From the Jasper Hill Website:
Constant Bliss is based on a Chaource recipe, which we modified to suit our production schedule and cheesemaking facility. The result is a cheese which hardly even resembles a Chaource. It is a slow ripened lactic curd made only with fresh, right out of the cow, uncooled, evening milk. We actually begin the cheesemaking process before the cows have finished milking. Constant Bliss is made with raw whole milk. This is not a double or triple crème cheese as is sometimes thought. Seasonal variations in the milk result in variations on the surface and flavor of the cheese. We like to use Constant Bliss to highlight our milk, and rather than overpowering the natural microflora of our milk with cotton white mold, we prefer to see a mottling of diverse molds and yeasts, which are prevalent particularly in the summer months when the cows are out on grass. It is aged 60 days before it leaves the farm, and is a ‘sell it or smell it’ item for retailers.
We named Constant Bliss after a revolutionary war scout killed in Greensboro by native Americans in 1781. He was guarding the Bayley Hazen Military Road with his compatriot Moses Sleeper, who died with him.
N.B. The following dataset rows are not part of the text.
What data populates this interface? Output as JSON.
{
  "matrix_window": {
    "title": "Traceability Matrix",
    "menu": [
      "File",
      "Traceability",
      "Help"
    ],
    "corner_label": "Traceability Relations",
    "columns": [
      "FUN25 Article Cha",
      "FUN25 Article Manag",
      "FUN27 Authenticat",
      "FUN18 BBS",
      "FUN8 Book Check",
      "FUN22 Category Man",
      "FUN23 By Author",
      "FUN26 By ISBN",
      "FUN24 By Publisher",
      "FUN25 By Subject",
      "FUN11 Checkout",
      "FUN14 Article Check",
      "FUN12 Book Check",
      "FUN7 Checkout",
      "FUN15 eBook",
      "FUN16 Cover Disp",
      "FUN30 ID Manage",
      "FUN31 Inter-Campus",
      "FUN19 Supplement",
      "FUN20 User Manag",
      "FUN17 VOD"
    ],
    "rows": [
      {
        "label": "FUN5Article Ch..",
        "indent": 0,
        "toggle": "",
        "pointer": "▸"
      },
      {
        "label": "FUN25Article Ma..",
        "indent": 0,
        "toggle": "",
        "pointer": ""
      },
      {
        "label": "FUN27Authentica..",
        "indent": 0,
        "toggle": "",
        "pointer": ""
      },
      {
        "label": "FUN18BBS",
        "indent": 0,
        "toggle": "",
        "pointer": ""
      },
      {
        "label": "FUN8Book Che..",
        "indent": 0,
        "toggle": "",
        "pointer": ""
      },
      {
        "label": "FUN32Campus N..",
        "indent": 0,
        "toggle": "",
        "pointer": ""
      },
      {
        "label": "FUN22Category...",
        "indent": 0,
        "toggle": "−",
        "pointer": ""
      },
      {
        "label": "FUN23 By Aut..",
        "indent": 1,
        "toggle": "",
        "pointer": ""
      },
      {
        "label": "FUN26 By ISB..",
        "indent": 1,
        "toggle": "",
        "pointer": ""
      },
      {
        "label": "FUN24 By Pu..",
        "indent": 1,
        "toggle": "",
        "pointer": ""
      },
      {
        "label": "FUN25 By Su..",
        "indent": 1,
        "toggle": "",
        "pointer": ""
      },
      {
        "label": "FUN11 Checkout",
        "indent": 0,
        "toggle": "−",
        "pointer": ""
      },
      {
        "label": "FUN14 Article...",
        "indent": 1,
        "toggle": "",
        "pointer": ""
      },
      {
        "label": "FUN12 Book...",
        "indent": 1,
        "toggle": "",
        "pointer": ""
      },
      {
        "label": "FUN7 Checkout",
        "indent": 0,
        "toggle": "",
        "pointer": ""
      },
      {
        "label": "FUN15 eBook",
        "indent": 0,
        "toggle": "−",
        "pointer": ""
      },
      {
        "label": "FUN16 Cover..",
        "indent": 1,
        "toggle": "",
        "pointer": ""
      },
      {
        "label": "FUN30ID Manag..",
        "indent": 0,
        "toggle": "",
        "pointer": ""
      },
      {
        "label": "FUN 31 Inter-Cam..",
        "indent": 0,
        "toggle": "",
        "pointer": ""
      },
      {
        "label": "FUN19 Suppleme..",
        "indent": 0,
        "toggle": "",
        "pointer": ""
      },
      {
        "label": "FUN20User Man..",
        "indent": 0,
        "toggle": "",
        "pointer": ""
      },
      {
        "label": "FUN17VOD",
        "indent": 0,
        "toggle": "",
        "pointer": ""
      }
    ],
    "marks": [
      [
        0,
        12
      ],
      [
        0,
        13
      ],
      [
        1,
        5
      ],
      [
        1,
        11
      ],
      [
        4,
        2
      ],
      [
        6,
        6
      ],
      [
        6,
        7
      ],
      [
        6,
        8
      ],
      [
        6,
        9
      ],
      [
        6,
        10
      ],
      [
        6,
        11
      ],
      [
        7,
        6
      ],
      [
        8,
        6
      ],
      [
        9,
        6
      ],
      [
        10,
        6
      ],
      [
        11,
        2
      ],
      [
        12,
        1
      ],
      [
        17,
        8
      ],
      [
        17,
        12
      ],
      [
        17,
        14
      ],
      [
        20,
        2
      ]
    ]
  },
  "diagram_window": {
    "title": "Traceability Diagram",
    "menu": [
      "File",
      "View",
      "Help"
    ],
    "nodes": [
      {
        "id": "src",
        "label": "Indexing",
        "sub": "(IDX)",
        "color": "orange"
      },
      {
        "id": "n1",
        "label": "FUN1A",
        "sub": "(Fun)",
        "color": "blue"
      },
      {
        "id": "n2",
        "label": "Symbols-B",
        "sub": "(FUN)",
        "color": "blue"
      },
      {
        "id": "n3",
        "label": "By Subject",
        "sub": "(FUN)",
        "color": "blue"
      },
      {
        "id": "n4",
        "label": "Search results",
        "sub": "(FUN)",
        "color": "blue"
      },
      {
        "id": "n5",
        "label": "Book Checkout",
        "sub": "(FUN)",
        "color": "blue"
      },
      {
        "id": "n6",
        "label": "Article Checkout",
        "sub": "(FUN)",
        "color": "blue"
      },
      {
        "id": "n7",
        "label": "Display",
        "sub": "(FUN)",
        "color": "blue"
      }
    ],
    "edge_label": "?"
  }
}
Bayley Hazen Blue is a natural rinded blue cheese. It is made with whole raw milk every other day, primarily with morning milk, which is lower in fat. Ayrshire milk is particularly well suited to the production of blue cheese because of its small fat globules, which are easily broken down during the aging process. The paste of a Bayley Hazen is drier than most blues and the penicillium roqueforti takes a back seat to an array of flavors that hint at nuts and grasses and in the odd batch, licorice. Though drier and crumblier than most blues, its texture reminds one of chocolate and butter. It is aged between 4 and 6 months. We developed this recipe by starting with a Devon Blue recipe, changing its shape, and altering the aging process to end up with a stable rind that will hold up under typical retail conditions.
Bayley Hazen is named after an old military road that traverses the Northeast Kingdom. The road, commissioned by General George Washington was built to carry troops to fight the English on a Canadian front. Though no battle ever took place, the road brought Greensboro its first settlers and continues to be used.
Look for these on the shelf today!